pxe-service=0,"Raspberry Pi PXE"

Now, enable the service:

# systemctl enable dnsmasq
# systemctl start dnsmasq

Final steps

Almost done! Now, remember how I said earlier that the boot subdirectory will need a special name? We will handle that here. First, we are going to start tailing the dnsmasq logs:

# journalctl -u dnsmasq -f

Go over to your Pi. Make sure it has ethernet connected, and turn it on. Nothing should happen, so don’t bother waiting around. Go back to your server, and monitor the logs. Eventually, you should see a message of the form file /srv/pxe/boot/########/FILE.EXT not found. When you do, note the number I’ve marked in my example with octothorpes. Ctrl+C to stop tailing the logs, and go turn off the Pi. Then, create a new boot subdirectory with that number as its name:

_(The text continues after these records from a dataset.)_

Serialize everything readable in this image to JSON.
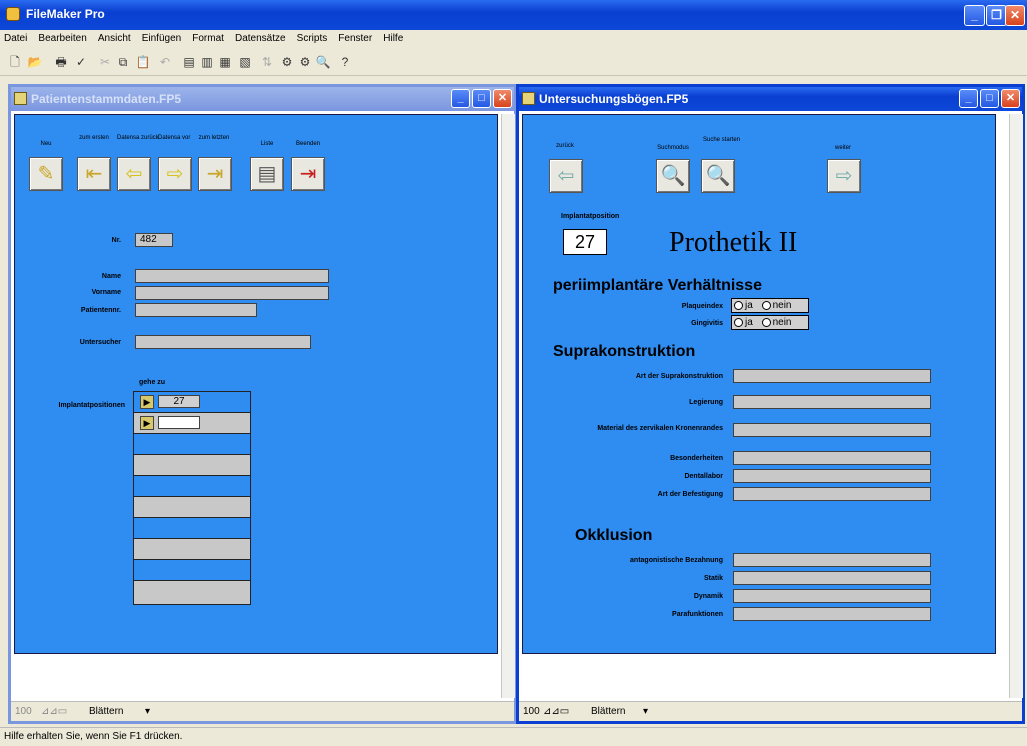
{
  "app": {
    "title": "FileMaker Pro"
  },
  "menu": [
    "Datei",
    "Bearbeiten",
    "Ansicht",
    "Einfügen",
    "Format",
    "Datensätze",
    "Scripts",
    "Fenster",
    "Hilfe"
  ],
  "toolbar_icons": [
    "new-icon",
    "open-icon",
    "print-icon",
    "spell-check-icon",
    "cut-icon",
    "copy-icon",
    "paste-icon",
    "undo-icon",
    "browse-icon",
    "find-icon",
    "layout-icon",
    "preview-icon",
    "sort-icon",
    "omit-icon",
    "show-all-icon",
    "help-icon"
  ],
  "left_window": {
    "title": "Patientenstammdaten.FP5",
    "nav_buttons": [
      {
        "label": "Neu",
        "icon": "new-record-icon"
      },
      {
        "label": "zum ersten",
        "icon": "first-record-icon"
      },
      {
        "label": "Datensa zurück",
        "icon": "previous-record-icon"
      },
      {
        "label": "Datensa vor",
        "icon": "next-record-icon"
      },
      {
        "label": "zum letzten",
        "icon": "last-record-icon"
      },
      {
        "label": "Liste",
        "icon": "list-icon"
      },
      {
        "label": "Beenden",
        "icon": "exit-icon"
      }
    ],
    "nr_label": "Nr.",
    "nr_value": "482",
    "name_label": "Name",
    "vorname_label": "Vorname",
    "patientennr_label": "Patientennr.",
    "untersucher_label": "Untersucher",
    "gehe_zu_label": "gehe zu",
    "implantat_label": "Implantatpositionen",
    "portal_first_value": "27",
    "status_zoom": "100",
    "status_mode": "Blättern"
  },
  "right_window": {
    "title": "Untersuchungsbögen.FP5",
    "nav_buttons": [
      {
        "label": "zurück",
        "icon": "back-arrow-icon"
      },
      {
        "label": "Suchmodus",
        "icon": "search-mode-icon"
      },
      {
        "label": "Suche starten",
        "icon": "search-start-icon"
      },
      {
        "label": "weiter",
        "icon": "forward-arrow-icon"
      }
    ],
    "implantatposition_label": "Implantatposition",
    "implantatposition_value": "27",
    "heading": "Prothetik II",
    "section1": "periimplantäre Verhältnisse",
    "plaqueindex_label": "Plaqueindex",
    "gingivitis_label": "Gingivitis",
    "ja": "ja",
    "nein": "nein",
    "section2": "Suprakonstruktion",
    "supra_fields": [
      "Art der Suprakonstruktion",
      "Legierung",
      "Material des zervikalen Kronenrandes",
      "Besonderheiten",
      "Dentallabor",
      "Art der Befestigung"
    ],
    "section3": "Okklusion",
    "okklusion_fields": [
      "antagonistische Bezahnung",
      "Statik",
      "Dynamik",
      "Parafunktionen"
    ],
    "status_zoom": "100",
    "status_mode": "Blättern"
  },
  "statusbar": {
    "text": "Hilfe erhalten Sie, wenn Sie F1 drücken."
  }
}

# mkdir /srv/pxe/boot/########

And copy the default files there:

# cp -a /srv/pxe/boot/DEFAULT/* /srv/pxe/boot/########/

We will need to now modify /srv/pxe/root/YOUR_PI_HOSTNAME/etc/fstab, so the Pi knows to mount using NFS. It should contain something like the following:

proc                                     /proc proc defaults        0 0
SERVER_IP_ADDRESS:/srv/pxe/boot/######## /boot nfs  defaults,vers=3 0 0

Once you’re done, you can turn the Pi back on. If everything worked properly, your Pi should come up as expected. You’re done now, and can SSH into the Pi to do whatever you need to. Hurray!

I wrote all of this from memory, and it’s super possible I forgot something. If something isn’t working for you, let me know. It was a pain for me setting this up the first time, and I’d like to help try and alleviate some of that pain for others.